/---

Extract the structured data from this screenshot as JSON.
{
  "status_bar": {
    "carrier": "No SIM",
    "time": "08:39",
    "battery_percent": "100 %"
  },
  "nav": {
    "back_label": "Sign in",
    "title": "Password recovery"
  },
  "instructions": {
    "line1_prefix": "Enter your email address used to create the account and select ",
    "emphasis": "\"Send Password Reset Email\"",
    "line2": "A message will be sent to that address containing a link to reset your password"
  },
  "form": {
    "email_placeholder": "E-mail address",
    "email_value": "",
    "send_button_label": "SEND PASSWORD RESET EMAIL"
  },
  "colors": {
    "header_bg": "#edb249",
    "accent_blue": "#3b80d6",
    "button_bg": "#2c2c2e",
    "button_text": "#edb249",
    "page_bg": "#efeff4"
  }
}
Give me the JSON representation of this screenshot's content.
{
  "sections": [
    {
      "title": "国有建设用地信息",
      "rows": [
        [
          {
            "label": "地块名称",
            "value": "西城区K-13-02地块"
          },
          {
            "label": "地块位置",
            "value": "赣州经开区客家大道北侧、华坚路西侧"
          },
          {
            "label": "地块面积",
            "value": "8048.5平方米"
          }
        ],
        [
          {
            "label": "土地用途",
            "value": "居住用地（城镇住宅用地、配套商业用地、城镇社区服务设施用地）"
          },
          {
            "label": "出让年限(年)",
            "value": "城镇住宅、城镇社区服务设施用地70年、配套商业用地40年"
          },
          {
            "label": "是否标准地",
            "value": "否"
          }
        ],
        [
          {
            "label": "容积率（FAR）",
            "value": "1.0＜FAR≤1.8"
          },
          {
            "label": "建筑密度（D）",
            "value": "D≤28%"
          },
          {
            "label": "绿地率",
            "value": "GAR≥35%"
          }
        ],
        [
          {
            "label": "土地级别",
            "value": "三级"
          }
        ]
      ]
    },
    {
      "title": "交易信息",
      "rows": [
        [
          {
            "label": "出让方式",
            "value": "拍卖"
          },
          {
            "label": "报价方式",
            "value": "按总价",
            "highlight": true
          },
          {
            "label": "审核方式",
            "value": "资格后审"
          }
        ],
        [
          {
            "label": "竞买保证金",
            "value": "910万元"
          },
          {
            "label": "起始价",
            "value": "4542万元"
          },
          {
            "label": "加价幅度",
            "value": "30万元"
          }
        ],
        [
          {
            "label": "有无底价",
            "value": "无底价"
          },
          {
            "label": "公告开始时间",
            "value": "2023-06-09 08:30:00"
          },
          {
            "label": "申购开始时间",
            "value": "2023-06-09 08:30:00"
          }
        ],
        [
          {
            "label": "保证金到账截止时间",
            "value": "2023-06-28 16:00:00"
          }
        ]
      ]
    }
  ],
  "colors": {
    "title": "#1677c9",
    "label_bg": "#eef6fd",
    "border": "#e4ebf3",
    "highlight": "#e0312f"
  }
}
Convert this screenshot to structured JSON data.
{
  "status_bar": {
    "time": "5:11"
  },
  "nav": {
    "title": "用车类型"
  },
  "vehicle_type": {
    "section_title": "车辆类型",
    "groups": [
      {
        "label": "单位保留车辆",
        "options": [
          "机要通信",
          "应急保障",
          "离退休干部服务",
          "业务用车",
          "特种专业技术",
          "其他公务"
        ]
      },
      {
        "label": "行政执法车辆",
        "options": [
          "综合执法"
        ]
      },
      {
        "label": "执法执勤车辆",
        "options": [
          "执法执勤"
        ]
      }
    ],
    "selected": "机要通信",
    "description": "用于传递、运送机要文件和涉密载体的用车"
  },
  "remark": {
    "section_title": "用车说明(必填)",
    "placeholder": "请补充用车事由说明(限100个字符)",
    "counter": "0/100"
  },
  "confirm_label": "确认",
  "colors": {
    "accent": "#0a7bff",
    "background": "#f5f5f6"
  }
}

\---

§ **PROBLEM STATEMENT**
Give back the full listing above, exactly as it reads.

§ **RESULT**
Extract the structured data from this screenshot as JSON.
{
  "status_bar": {
    "carrier": "No SIM",
    "time": "08:39",
    "battery_percent": "100 %"
  },
  "nav": {
    "back_label": "Sign in",
    "title": "Password recovery"
  },
  "instructions": {
    "line1_prefix": "Enter your email address used to create the account and select ",
    "emphasis": "\"Send Password Reset Email\"",
    "line2": "A message will be sent to that address containing a link to reset your password"
  },
  "form": {
    "email_placeholder": "E-mail address",
    "email_value": "",
    "send_button_label": "SEND PASSWORD RESET EMAIL"
  },
  "colors": {
    "header_bg": "#edb249",
    "accent_blue": "#3b80d6",
    "button_bg": "#2c2c2e",
    "button_text": "#edb249",
    "page_bg": "#efeff4"
  }
}
Give me the JSON representation of this screenshot's content.
{
  "sections": [
    {
      "title": "国有建设用地信息",
      "rows": [
        [
          {
            "label": "地块名称",
            "value": "西城区K-13-02地块"
          },
          {
            "label": "地块位置",
            "value": "赣州经开区客家大道北侧、华坚路西侧"
          },
          {
            "label": "地块面积",
            "value": "8048.5平方米"
          }
        ],
        [
          {
            "label": "土地用途",
            "value": "居住用地（城镇住宅用地、配套商业用地、城镇社区服务设施用地）"
          },
          {
            "label": "出让年限(年)",
            "value": "城镇住宅、城镇社区服务设施用地70年、配套商业用地40年"
          },
          {
            "label": "是否标准地",
            "value": "否"
          }
        ],
        [
          {
            "label": "容积率（FAR）",
            "value": "1.0＜FAR≤1.8"
          },
          {
            "label": "建筑密度（D）",
            "value": "D≤28%"
          },
          {
            "label": "绿地率",
            "value": "GAR≥35%"
          }
        ],
        [
          {
            "label": "土地级别",
            "value": "三级"
          }
        ]
      ]
    },
    {
      "title": "交易信息",
      "rows": [
        [
          {
            "label": "出让方式",
            "value": "拍卖"
          },
          {
            "label": "报价方式",
            "value": "按总价",
            "highlight": true
          },
          {
            "label": "审核方式",
            "value": "资格后审"
          }
        ],
        [
          {
            "label": "竞买保证金",
            "value": "910万元"
          },
          {
            "label": "起始价",
            "value": "4542万元"
          },
          {
            "label": "加价幅度",
            "value": "30万元"
          }
        ],
        [
          {
            "label": "有无底价",
            "value": "无底价"
          },
          {
            "label": "公告开始时间",
            "value": "2023-06-09 08:30:00"
          },
          {
            "label": "申购开始时间",
            "value": "2023-06-09 08:30:00"
          }
        ],
        [
          {
            "label": "保证金到账截止时间",
            "value": "2023-06-28 16:00:00"
          }
        ]
      ]
    }
  ],
  "colors": {
    "title": "#1677c9",
    "label_bg": "#eef6fd",
    "border": "#e4ebf3",
    "highlight": "#e0312f"
  }
}
Convert this screenshot to structured JSON data.
{
  "status_bar": {
    "time": "5:11"
  },
  "nav": {
    "title": "用车类型"
  },
  "vehicle_type": {
    "section_title": "车辆类型",
    "groups": [
      {
        "label": "单位保留车辆",
        "options": [
          "机要通信",
          "应急保障",
          "离退休干部服务",
          "业务用车",
          "特种专业技术",
          "其他公务"
        ]
      },
      {
        "label": "行政执法车辆",
        "options": [
          "综合执法"
        ]
      },
      {
        "label": "执法执勤车辆",
        "options": [
          "执法执勤"
        ]
      }
    ],
    "selected": "机要通信",
    "description": "用于传递、运送机要文件和涉密载体的用车"
  },
  "remark": {
    "section_title": "用车说明(必填)",
    "placeholder": "请补充用车事由说明(限100个字符)",
    "counter": "0/100"
  },
  "confirm_label": "确认",
  "colors": {
    "accent": "#0a7bff",
    "background": "#f5f5f6"
  }
}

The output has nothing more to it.